There are several points of interest in this passage:
- The disciples inability to accomplish the task at hand. Now it is important to remember, that these men had been given authority to cast out demons, heal the sick and even raise the dead. But for whatever reason, this particular situation rendered them impotent. Matthew explains it is because of their “little faith.” Mark says that Jesus’ explanation it is the lack of prayer (and fasting). It should be noted that there is little doubt that Matthew was present at the event. Mark, on the other hand, gathering his information from Peter (who was not present) and others, gives a different emphasis. It could be that Jesus said something that included both “little faith” and puny prayers and each account settled on one issue. Either way, prayer without faith is simply words and faith without praying is truly unguided.
- Jesus’ frustration at the whole situation compels a reaction that is both harsh and somewhat insensitive to everyone present. If his words are directed toward the nine disciples, I can only imagine how they must have cowered and sought to back away from an already failing exercise. If it was directed toward the crowd in general (generation) than there seems to be an implication that there was plenty of blame to go around. But what role Jesus expected the crowd to play in all of this is unclear. The role of the disciples was evident.
- The father’s statement, “I believe, help my unbelief,” something that only Mark records, might have been words the nine disciples could have echoed. When the father expresses his reason for bringing the boy to Jesus, hoping that Jesus could do something to help them Jesus turns the situation around. It is not whether Jesus can help the boy, it is whether or not the father has the faith necessary (v. 23). Hence the father’s reply, “I believe. Help my unbelief.” In my estimation, that is the fulcrum of the entire event. Just as the father pointed to his struggling faith, the nine disciples may have believed but failed in their ability to act on that belief and became intimidated by the severity of the boy’s condition.
I often wrestle with my belief system and find myself frustrated with my “unbelief.” There are times when my faith seems vibrant and compelling then there are times when it seems purely analytical. There are times when I can pray effective prayers and other times when it seems my prayer does nothing more than bounce off the walls and echo back in my mind.

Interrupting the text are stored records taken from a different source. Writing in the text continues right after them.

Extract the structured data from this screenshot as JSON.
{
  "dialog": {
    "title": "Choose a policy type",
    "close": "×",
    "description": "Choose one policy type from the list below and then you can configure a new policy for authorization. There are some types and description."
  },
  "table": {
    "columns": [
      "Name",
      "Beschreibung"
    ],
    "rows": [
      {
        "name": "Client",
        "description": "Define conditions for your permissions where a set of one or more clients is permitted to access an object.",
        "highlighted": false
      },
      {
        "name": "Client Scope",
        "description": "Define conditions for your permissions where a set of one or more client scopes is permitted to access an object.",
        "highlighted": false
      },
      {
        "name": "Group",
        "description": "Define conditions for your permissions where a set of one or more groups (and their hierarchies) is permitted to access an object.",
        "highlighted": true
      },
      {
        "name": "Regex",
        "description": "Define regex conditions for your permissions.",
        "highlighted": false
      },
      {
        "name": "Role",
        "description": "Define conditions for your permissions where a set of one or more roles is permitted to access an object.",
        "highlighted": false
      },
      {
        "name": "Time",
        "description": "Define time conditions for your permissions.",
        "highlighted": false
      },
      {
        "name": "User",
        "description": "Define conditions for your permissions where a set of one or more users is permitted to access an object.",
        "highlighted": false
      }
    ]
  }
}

Perhaps if Jesus would have taken the teaching moment and showed the disciples how they could accomplish the task instead of simply doing it himself, there may have been a cohesive message between Mark and Matthew. Perhaps if he would have said “O, faithless disciples….” instead of “generation” I could have seen that even those in the inner circle struggled with their belief system just as I do. But he didn’t.
There is no doubt that often times I have “little faith.” I have powerless prayers. Consequently, I’m uncertain whether praying more results in bigger faith or bigger faith issues from praying more. I suspect it is both and, not either or. As the old gospel hymn explains, “prayer is the key to heaven, but faith unlocks the door.”